(Excerpts from a dataset)
=-=-=
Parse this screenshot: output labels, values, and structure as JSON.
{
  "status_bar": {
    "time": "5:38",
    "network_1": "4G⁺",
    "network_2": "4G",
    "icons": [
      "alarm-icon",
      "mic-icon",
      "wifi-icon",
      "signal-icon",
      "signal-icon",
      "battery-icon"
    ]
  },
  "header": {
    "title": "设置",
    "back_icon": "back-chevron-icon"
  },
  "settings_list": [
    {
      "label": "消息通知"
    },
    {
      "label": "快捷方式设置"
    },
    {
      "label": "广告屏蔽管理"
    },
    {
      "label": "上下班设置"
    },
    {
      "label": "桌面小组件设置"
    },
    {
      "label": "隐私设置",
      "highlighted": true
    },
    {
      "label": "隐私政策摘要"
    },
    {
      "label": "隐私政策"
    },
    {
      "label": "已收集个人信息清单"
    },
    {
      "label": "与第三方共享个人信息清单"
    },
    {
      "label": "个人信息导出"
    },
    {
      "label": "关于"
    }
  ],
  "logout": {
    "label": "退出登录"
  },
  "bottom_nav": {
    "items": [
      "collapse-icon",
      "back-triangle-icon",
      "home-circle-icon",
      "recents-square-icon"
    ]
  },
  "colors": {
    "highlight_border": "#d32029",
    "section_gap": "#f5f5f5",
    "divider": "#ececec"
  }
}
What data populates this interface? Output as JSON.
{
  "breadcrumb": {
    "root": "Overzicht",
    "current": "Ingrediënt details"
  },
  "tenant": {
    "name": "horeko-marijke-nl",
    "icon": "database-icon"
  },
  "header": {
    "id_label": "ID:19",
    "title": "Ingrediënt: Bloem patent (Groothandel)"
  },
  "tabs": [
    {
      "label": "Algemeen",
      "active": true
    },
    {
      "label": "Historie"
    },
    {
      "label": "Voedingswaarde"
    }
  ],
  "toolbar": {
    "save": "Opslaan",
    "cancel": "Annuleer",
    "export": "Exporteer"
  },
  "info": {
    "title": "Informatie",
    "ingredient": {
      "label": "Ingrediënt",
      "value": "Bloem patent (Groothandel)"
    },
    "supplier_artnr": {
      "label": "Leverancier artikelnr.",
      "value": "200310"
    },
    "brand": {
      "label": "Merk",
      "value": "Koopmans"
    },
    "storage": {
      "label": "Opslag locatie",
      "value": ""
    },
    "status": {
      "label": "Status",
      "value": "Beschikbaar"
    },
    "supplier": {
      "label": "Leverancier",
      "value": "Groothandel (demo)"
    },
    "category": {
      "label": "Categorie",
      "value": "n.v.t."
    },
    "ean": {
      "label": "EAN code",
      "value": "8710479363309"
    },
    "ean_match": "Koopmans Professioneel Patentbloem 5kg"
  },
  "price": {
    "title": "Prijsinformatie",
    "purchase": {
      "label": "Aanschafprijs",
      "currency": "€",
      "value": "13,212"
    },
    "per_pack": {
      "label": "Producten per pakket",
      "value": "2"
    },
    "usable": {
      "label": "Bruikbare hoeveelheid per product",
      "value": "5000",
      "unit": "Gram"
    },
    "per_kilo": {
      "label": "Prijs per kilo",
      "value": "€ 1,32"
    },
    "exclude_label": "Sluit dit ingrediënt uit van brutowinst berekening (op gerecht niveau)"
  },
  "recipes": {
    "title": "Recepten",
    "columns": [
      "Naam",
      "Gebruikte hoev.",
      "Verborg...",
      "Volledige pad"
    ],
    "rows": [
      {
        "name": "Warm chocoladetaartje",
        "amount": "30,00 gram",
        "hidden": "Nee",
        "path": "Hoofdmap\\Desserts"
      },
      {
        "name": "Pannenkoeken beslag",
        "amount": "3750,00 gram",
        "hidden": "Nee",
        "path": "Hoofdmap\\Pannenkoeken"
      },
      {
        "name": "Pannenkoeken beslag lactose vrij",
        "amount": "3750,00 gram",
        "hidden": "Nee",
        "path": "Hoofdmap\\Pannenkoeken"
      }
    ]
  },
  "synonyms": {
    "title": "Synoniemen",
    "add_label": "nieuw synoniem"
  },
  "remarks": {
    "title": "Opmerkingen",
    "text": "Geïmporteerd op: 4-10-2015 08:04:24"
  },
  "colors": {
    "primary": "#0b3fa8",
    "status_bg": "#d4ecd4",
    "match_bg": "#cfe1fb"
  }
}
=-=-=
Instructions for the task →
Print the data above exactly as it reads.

Problem solution →
Parse this screenshot: output labels, values, and structure as JSON.
{
  "status_bar": {
    "time": "5:38",
    "network_1": "4G⁺",
    "network_2": "4G",
    "icons": [
      "alarm-icon",
      "mic-icon",
      "wifi-icon",
      "signal-icon",
      "signal-icon",
      "battery-icon"
    ]
  },
  "header": {
    "title": "设置",
    "back_icon": "back-chevron-icon"
  },
  "settings_list": [
    {
      "label": "消息通知"
    },
    {
      "label": "快捷方式设置"
    },
    {
      "label": "广告屏蔽管理"
    },
    {
      "label": "上下班设置"
    },
    {
      "label": "桌面小组件设置"
    },
    {
      "label": "隐私设置",
      "highlighted": true
    },
    {
      "label": "隐私政策摘要"
    },
    {
      "label": "隐私政策"
    },
    {
      "label": "已收集个人信息清单"
    },
    {
      "label": "与第三方共享个人信息清单"
    },
    {
      "label": "个人信息导出"
    },
    {
      "label": "关于"
    }
  ],
  "logout": {
    "label": "退出登录"
  },
  "bottom_nav": {
    "items": [
      "collapse-icon",
      "back-triangle-icon",
      "home-circle-icon",
      "recents-square-icon"
    ]
  },
  "colors": {
    "highlight_border": "#d32029",
    "section_gap": "#f5f5f5",
    "divider": "#ececec"
  }
}
What data populates this interface? Output as JSON.
{
  "breadcrumb": {
    "root": "Overzicht",
    "current": "Ingrediënt details"
  },
  "tenant": {
    "name": "horeko-marijke-nl",
    "icon": "database-icon"
  },
  "header": {
    "id_label": "ID:19",
    "title": "Ingrediënt: Bloem patent (Groothandel)"
  },
  "tabs": [
    {
      "label": "Algemeen",
      "active": true
    },
    {
      "label": "Historie"
    },
    {
      "label": "Voedingswaarde"
    }
  ],
  "toolbar": {
    "save": "Opslaan",
    "cancel": "Annuleer",
    "export": "Exporteer"
  },
  "info": {
    "title": "Informatie",
    "ingredient": {
      "label": "Ingrediënt",
      "value": "Bloem patent (Groothandel)"
    },
    "supplier_artnr": {
      "label": "Leverancier artikelnr.",
      "value": "200310"
    },
    "brand": {
      "label": "Merk",
      "value": "Koopmans"
    },
    "storage": {
      "label": "Opslag locatie",
      "value": ""
    },
    "status": {
      "label": "Status",
      "value": "Beschikbaar"
    },
    "supplier": {
      "label": "Leverancier",
      "value": "Groothandel (demo)"
    },
    "category": {
      "label": "Categorie",
      "value": "n.v.t."
    },
    "ean": {
      "label": "EAN code",
      "value": "8710479363309"
    },
    "ean_match": "Koopmans Professioneel Patentbloem 5kg"
  },
  "price": {
    "title": "Prijsinformatie",
    "purchase": {
      "label": "Aanschafprijs",
      "currency": "€",
      "value": "13,212"
    },
    "per_pack": {
      "label": "Producten per pakket",
      "value": "2"
    },
    "usable": {
      "label": "Bruikbare hoeveelheid per product",
      "value": "5000",
      "unit": "Gram"
    },
    "per_kilo": {
      "label": "Prijs per kilo",
      "value": "€ 1,32"
    },
    "exclude_label": "Sluit dit ingrediënt uit van brutowinst berekening (op gerecht niveau)"
  },
  "recipes": {
    "title": "Recepten",
    "columns": [
      "Naam",
      "Gebruikte hoev.",
      "Verborg...",
      "Volledige pad"
    ],
    "rows": [
      {
        "name": "Warm chocoladetaartje",
        "amount": "30,00 gram",
        "hidden": "Nee",
        "path": "Hoofdmap\\Desserts"
      },
      {
        "name": "Pannenkoeken beslag",
        "amount": "3750,00 gram",
        "hidden": "Nee",
        "path": "Hoofdmap\\Pannenkoeken"
      },
      {
        "name": "Pannenkoeken beslag lactose vrij",
        "amount": "3750,00 gram",
        "hidden": "Nee",
        "path": "Hoofdmap\\Pannenkoeken"
      }
    ]
  },
  "synonyms": {
    "title": "Synoniemen",
    "add_label": "nieuw synoniem"
  },
  "remarks": {
    "title": "Opmerkingen",
    "text": "Geïmporteerd op: 4-10-2015 08:04:24"
  },
  "colors": {
    "primary": "#0b3fa8",
    "status_bg": "#d4ecd4",
    "match_bg": "#cfe1fb"
  }
}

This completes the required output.